What's the situation?

Ms. Bevivino had an upper gastrointestinal endoscopy an hour ago. Before the procedure, she was alert and oriented, with an Spo2 of 98% on room air. She's overweight, but has no other medical problems. The procedure was uneventful, but afterward, the staff nurse noticed that Ms. Bevivino was cyanotic and that her oxygen saturation, as measured by pulse oximetry, had decreased. However, despite supplemental oxygen and administration of naloxone, Ms. Bevivino is becoming increasingly cyanotic and weak, and her Spo2 isn't improving. When you obtain a blood sample for arterial blood gas (ABG) analysis, you notice that the blood is muddy brown in appearance.


The ABG results show a normal Pao2 value, which reflects plasma oxygen content-yet Ms. Bevivino is still cyanotic with signs and symptoms of hypoxia. The attending physician orders an immediate consult with a pulmonary specialist, who orders co-oximetry to measure methemoglobin content.


What's your assessment?

Ms. Bevivino has developed methemoglobinemia, a rare adverse reaction to the benzocaine spray used to anesthetize her throat before the endoscopy. Signs and symptoms of methemoglobinemia include cyanosis that doesn't respond to 100% oxygen therapy, a subnormal oxygenation saturation level by pulse oximetry, and muddy brown arterial blood that doesn't turn red when exposed to air.


Co-oximetry reveals a 35% concentration of methemoglobin in Ms. Bevivino's blood, confirming the diagnosis of methemoglobinemia. Although methemoglobin occurs normally in the blood, the level should be less than 2%.


Benzocaine acts as an indirect oxidant, converting the iron in erythrocytes from the ferrous to the ferric form, which impedes the hemoglobin's oxygen-carrying capability and causes functional anemia. Symptoms usually occur within an hour of medication administration.


Because methemoglobin can't carry oxygen, hemodynamic instability, coma, and death can result if the condition isn't promptly recognized and treated.


What must you do immediately?

The pulmonologist orders methylene blue, administered at 1 mg/kg (as a 1% solution) by slow I.V. infusion. Ms. Bevivino's cyanosis and hypoxic symptoms resolve and her Spo2 returns to baseline.
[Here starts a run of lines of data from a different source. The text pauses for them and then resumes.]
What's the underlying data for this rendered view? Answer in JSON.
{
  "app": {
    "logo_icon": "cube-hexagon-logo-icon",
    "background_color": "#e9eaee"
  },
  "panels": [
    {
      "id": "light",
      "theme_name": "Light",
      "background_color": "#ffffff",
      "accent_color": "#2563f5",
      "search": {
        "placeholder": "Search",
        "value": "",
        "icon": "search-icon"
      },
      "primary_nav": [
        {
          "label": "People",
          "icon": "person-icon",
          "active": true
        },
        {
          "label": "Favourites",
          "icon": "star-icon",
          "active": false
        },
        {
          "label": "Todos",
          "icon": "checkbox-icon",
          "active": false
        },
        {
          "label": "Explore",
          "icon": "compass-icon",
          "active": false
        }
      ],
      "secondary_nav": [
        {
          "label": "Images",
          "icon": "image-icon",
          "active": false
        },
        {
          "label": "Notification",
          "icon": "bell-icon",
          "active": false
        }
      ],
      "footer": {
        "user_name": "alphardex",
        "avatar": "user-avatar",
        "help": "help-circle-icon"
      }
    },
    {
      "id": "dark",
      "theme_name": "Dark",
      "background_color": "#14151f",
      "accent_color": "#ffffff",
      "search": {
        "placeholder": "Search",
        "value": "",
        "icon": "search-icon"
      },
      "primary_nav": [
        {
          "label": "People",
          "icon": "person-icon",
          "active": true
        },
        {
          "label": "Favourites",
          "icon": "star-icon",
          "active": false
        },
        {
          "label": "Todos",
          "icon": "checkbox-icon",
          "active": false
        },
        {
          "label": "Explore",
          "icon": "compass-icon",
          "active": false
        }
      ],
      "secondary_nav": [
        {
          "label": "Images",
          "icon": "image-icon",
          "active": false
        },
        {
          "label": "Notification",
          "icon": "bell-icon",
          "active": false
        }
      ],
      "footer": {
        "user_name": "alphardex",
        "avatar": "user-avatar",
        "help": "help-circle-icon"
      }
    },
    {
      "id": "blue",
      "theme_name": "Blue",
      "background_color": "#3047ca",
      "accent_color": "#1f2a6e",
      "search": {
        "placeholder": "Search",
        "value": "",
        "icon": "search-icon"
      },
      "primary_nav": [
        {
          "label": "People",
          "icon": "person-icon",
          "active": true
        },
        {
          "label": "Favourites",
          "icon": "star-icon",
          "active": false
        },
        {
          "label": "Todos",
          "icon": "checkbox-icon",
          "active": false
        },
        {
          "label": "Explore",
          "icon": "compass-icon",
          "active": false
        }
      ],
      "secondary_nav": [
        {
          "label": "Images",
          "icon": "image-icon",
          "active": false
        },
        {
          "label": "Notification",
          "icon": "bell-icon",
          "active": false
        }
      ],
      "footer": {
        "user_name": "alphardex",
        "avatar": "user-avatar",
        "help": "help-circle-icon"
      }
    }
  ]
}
What should be done later?

Ms. Bevivino will be transferred to the ICU for monitoring and frequent lab testing to ensure that methemoglobin levels return to physiologic levels. (Additional doses of methylene blue may be given if needed, but the total dosage shouldn't exceed 7 mg/kg because the drug itself can cause methemoglobinemia.) After an hour, Ms. Bevivino is awake and oriented. She'll continue receiving oxygen by nasal cannula at 4 liters/minute until the next day, when she's discharged home with instructions to seek immediate medical attention if she develops shortness of breath, increasing fatigue, or chest pain.